» **Try it**
Retype, without any change, the line that contains "Serialize everything readable" and every line that follows it to the end of the entries, and nothing else.

Web page and app entries
______
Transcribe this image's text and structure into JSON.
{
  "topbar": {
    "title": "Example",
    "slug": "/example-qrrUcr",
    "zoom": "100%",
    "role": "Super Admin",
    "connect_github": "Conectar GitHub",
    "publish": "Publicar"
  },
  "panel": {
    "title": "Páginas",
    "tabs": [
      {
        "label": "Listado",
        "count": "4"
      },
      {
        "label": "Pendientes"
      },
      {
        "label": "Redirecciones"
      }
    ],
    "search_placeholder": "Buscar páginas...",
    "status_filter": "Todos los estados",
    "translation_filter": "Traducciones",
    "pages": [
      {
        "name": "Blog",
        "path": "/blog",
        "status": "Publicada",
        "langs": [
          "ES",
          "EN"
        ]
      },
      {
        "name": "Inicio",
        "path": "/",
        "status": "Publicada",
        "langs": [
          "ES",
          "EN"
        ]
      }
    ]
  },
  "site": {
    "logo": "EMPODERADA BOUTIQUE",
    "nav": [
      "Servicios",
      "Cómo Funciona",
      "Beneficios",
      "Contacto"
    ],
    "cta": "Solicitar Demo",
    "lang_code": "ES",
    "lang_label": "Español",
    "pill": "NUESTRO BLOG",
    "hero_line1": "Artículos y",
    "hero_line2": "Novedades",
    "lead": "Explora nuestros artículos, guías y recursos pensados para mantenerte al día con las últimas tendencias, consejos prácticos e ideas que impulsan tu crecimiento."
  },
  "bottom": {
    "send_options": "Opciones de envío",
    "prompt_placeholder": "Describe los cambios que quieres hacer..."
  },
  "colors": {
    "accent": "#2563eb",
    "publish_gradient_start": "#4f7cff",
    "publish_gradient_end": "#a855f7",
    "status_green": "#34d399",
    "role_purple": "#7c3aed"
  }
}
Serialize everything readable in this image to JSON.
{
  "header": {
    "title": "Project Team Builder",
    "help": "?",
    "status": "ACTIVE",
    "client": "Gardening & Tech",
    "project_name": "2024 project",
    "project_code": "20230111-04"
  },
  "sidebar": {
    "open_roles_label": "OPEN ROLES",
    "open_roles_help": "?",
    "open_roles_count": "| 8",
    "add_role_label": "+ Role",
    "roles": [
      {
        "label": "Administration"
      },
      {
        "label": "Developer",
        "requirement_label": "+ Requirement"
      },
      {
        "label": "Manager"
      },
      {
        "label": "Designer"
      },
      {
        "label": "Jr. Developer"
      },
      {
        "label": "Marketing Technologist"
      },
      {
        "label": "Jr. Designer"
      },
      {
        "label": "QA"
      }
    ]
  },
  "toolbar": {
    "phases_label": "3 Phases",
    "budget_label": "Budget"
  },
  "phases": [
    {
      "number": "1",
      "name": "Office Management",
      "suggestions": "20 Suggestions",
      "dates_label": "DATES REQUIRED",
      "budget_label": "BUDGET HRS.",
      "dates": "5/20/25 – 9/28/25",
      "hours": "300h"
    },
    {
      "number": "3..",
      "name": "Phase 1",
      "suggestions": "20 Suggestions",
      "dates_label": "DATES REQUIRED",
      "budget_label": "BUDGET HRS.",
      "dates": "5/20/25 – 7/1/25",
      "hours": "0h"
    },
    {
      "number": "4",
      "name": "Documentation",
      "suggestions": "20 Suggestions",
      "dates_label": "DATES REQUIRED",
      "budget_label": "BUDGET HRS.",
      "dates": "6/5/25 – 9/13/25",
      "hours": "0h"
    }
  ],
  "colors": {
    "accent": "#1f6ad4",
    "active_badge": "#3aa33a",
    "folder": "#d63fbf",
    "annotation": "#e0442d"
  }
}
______
» **Output of the exercise**
Serialize everything readable in this image to JSON.
{
  "header": {
    "title": "Project Team Builder",
    "help": "?",
    "status": "ACTIVE",
    "client": "Gardening & Tech",
    "project_name": "2024 project",
    "project_code": "20230111-04"
  },
  "sidebar": {
    "open_roles_label": "OPEN ROLES",
    "open_roles_help": "?",
    "open_roles_count": "| 8",
    "add_role_label": "+ Role",
    "roles": [
      {
        "label": "Administration"
      },
      {
        "label": "Developer",
        "requirement_label": "+ Requirement"
      },
      {
        "label": "Manager"
      },
      {
        "label": "Designer"
      },
      {
        "label": "Jr. Developer"
      },
      {
        "label": "Marketing Technologist"
      },
      {
        "label": "Jr. Designer"
      },
      {
        "label": "QA"
      }
    ]
  },
  "toolbar": {
    "phases_label": "3 Phases",
    "budget_label": "Budget"
  },
  "phases": [
    {
      "number": "1",
      "name": "Office Management",
      "suggestions": "20 Suggestions",
      "dates_label": "DATES REQUIRED",
      "budget_label": "BUDGET HRS.",
      "dates": "5/20/25 – 9/28/25",
      "hours": "300h"
    },
    {
      "number": "3..",
      "name": "Phase 1",
      "suggestions": "20 Suggestions",
      "dates_label": "DATES REQUIRED",
      "budget_label": "BUDGET HRS.",
      "dates": "5/20/25 – 7/1/25",
      "hours": "0h"
    },
    {
      "number": "4",
      "name": "Documentation",
      "suggestions": "20 Suggestions",
      "dates_label": "DATES REQUIRED",
      "budget_label": "BUDGET HRS.",
      "dates": "6/5/25 – 9/13/25",
      "hours": "0h"
    }
  ],
  "colors": {
    "accent": "#1f6ad4",
    "active_badge": "#3aa33a",
    "folder": "#d63fbf",
    "annotation": "#e0442d"
  }
}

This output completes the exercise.